What the task asks >>
Print the complete listing so that it matches the original exactly.

Input data >>
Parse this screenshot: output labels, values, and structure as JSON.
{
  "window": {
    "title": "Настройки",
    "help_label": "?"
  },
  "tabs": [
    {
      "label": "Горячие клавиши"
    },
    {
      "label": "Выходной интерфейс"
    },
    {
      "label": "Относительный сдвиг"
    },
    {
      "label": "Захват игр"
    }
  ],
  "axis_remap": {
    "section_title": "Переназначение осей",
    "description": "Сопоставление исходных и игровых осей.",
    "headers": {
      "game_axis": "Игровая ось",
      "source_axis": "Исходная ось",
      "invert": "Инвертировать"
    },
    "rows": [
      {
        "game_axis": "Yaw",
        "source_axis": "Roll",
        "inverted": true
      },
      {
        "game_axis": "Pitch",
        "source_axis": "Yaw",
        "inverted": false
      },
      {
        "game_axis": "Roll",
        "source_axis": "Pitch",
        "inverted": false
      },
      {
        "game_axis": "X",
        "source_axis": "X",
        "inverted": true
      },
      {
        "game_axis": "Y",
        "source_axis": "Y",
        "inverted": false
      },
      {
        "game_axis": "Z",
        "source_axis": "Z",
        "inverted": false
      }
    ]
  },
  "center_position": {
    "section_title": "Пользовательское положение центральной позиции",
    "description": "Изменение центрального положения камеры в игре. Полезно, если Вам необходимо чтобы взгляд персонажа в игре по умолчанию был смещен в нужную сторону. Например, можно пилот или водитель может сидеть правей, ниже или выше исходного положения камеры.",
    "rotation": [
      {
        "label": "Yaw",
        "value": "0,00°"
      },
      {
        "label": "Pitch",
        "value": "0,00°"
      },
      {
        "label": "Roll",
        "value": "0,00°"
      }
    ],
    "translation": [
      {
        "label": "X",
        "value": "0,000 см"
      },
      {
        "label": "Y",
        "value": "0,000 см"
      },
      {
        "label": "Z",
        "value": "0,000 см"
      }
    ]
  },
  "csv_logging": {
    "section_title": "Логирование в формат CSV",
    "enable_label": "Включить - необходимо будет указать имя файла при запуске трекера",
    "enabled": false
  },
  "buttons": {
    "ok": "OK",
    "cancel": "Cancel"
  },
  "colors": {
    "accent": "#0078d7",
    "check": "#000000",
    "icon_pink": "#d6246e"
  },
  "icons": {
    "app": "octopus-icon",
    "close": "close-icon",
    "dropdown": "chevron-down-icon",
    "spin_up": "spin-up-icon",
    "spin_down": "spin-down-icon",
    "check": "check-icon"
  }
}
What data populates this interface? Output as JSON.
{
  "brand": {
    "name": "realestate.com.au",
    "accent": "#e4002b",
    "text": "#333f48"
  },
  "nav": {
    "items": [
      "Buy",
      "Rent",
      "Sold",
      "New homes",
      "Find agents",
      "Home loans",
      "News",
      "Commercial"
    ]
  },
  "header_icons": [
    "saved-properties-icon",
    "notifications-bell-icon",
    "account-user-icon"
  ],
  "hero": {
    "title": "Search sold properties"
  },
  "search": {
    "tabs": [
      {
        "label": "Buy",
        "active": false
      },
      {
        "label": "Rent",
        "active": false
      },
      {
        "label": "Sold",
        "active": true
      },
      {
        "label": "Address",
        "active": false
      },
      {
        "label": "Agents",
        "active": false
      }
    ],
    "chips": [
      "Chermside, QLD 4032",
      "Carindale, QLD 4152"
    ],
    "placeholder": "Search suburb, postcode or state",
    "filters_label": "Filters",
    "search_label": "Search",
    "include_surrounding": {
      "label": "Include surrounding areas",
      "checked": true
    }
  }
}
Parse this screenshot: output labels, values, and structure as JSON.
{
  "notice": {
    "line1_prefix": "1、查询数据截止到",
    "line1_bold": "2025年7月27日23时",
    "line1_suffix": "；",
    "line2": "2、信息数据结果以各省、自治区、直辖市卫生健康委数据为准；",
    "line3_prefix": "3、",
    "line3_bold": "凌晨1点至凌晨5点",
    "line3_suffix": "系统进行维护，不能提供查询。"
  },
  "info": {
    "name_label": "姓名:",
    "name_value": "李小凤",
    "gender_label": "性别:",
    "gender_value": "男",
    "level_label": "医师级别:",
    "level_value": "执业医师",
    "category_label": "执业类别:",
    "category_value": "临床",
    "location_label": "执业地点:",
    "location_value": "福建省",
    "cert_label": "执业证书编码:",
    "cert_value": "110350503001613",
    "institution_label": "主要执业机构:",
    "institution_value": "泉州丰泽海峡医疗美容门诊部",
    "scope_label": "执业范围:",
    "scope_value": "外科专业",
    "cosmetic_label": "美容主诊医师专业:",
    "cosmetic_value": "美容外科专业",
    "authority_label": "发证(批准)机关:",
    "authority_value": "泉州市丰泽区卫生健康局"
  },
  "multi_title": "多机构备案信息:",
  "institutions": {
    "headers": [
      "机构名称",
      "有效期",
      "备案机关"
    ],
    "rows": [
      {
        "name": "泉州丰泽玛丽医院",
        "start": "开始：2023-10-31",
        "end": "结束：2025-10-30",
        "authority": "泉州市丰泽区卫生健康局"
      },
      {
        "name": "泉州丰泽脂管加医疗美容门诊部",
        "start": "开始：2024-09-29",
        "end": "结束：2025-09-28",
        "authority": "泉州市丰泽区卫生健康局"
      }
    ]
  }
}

Answer to this task >>
Parse this screenshot: output labels, values, and structure as JSON.
{
  "window": {
    "title": "Настройки",
    "help_label": "?"
  },
  "tabs": [
    {
      "label": "Горячие клавиши"
    },
    {
      "label": "Выходной интерфейс"
    },
    {
      "label": "Относительный сдвиг"
    },
    {
      "label": "Захват игр"
    }
  ],
  "axis_remap": {
    "section_title": "Переназначение осей",
    "description": "Сопоставление исходных и игровых осей.",
    "headers": {
      "game_axis": "Игровая ось",
      "source_axis": "Исходная ось",
      "invert": "Инвертировать"
    },
    "rows": [
      {
        "game_axis": "Yaw",
        "source_axis": "Roll",
        "inverted": true
      },
      {
        "game_axis": "Pitch",
        "source_axis": "Yaw",
        "inverted": false
      },
      {
        "game_axis": "Roll",
        "source_axis": "Pitch",
        "inverted": false
      },
      {
        "game_axis": "X",
        "source_axis": "X",
        "inverted": true
      },
      {
        "game_axis": "Y",
        "source_axis": "Y",
        "inverted": false
      },
      {
        "game_axis": "Z",
        "source_axis": "Z",
        "inverted": false
      }
    ]
  },
  "center_position": {
    "section_title": "Пользовательское положение центральной позиции",
    "description": "Изменение центрального положения камеры в игре. Полезно, если Вам необходимо чтобы взгляд персонажа в игре по умолчанию был смещен в нужную сторону. Например, можно пилот или водитель может сидеть правей, ниже или выше исходного положения камеры.",
    "rotation": [
      {
        "label": "Yaw",
        "value": "0,00°"
      },
      {
        "label": "Pitch",
        "value": "0,00°"
      },
      {
        "label": "Roll",
        "value": "0,00°"
      }
    ],
    "translation": [
      {
        "label": "X",
        "value": "0,000 см"
      },
      {
        "label": "Y",
        "value": "0,000 см"
      },
      {
        "label": "Z",
        "value": "0,000 см"
      }
    ]
  },
  "csv_logging": {
    "section_title": "Логирование в формат CSV",
    "enable_label": "Включить - необходимо будет указать имя файла при запуске трекера",
    "enabled": false
  },
  "buttons": {
    "ok": "OK",
    "cancel": "Cancel"
  },
  "colors": {
    "accent": "#0078d7",
    "check": "#000000",
    "icon_pink": "#d6246e"
  },
  "icons": {
    "app": "octopus-icon",
    "close": "close-icon",
    "dropdown": "chevron-down-icon",
    "spin_up": "spin-up-icon",
    "spin_down": "spin-down-icon",
    "check": "check-icon"
  }
}
What data populates this interface? Output as JSON.
{
  "brand": {
    "name": "realestate.com.au",
    "accent": "#e4002b",
    "text": "#333f48"
  },
  "nav": {
    "items": [
      "Buy",
      "Rent",
      "Sold",
      "New homes",
      "Find agents",
      "Home loans",
      "News",
      "Commercial"
    ]
  },
  "header_icons": [
    "saved-properties-icon",
    "notifications-bell-icon",
    "account-user-icon"
  ],
  "hero": {
    "title": "Search sold properties"
  },
  "search": {
    "tabs": [
      {
        "label": "Buy",
        "active": false
      },
      {
        "label": "Rent",
        "active": false
      },
      {
        "label": "Sold",
        "active": true
      },
      {
        "label": "Address",
        "active": false
      },
      {
        "label": "Agents",
        "active": false
      }
    ],
    "chips": [
      "Chermside, QLD 4032",
      "Carindale, QLD 4152"
    ],
    "placeholder": "Search suburb, postcode or state",
    "filters_label": "Filters",
    "search_label": "Search",
    "include_surrounding": {
      "label": "Include surrounding areas",
      "checked": true
    }
  }
}
Parse this screenshot: output labels, values, and structure as JSON.
{
  "notice": {
    "line1_prefix": "1、查询数据截止到",
    "line1_bold": "2025年7月27日23时",
    "line1_suffix": "；",
    "line2": "2、信息数据结果以各省、自治区、直辖市卫生健康委数据为准；",
    "line3_prefix": "3、",
    "line3_bold": "凌晨1点至凌晨5点",
    "line3_suffix": "系统进行维护，不能提供查询。"
  },
  "info": {
    "name_label": "姓名:",
    "name_value": "李小凤",
    "gender_label": "性别:",
    "gender_value": "男",
    "level_label": "医师级别:",
    "level_value": "执业医师",
    "category_label": "执业类别:",
    "category_value": "临床",
    "location_label": "执业地点:",
    "location_value": "福建省",
    "cert_label": "执业证书编码:",
    "cert_value": "110350503001613",
    "institution_label": "主要执业机构:",
    "institution_value": "泉州丰泽海峡医疗美容门诊部",
    "scope_label": "执业范围:",
    "scope_value": "外科专业",
    "cosmetic_label": "美容主诊医师专业:",
    "cosmetic_value": "美容外科专业",
    "authority_label": "发证(批准)机关:",
    "authority_value": "泉州市丰泽区卫生健康局"
  },
  "multi_title": "多机构备案信息:",
  "institutions": {
    "headers": [
      "机构名称",
      "有效期",
      "备案机关"
    ],
    "rows": [
      {
        "name": "泉州丰泽玛丽医院",
        "start": "开始：2023-10-31",
        "end": "结束：2025-10-30",
        "authority": "泉州市丰泽区卫生健康局"
      },
      {
        "name": "泉州丰泽脂管加医疗美容门诊部",
        "start": "开始：2024-09-29",
        "end": "结束：2025-09-28",
        "authority": "泉州市丰泽区卫生健康局"
      }
    ]
  }
}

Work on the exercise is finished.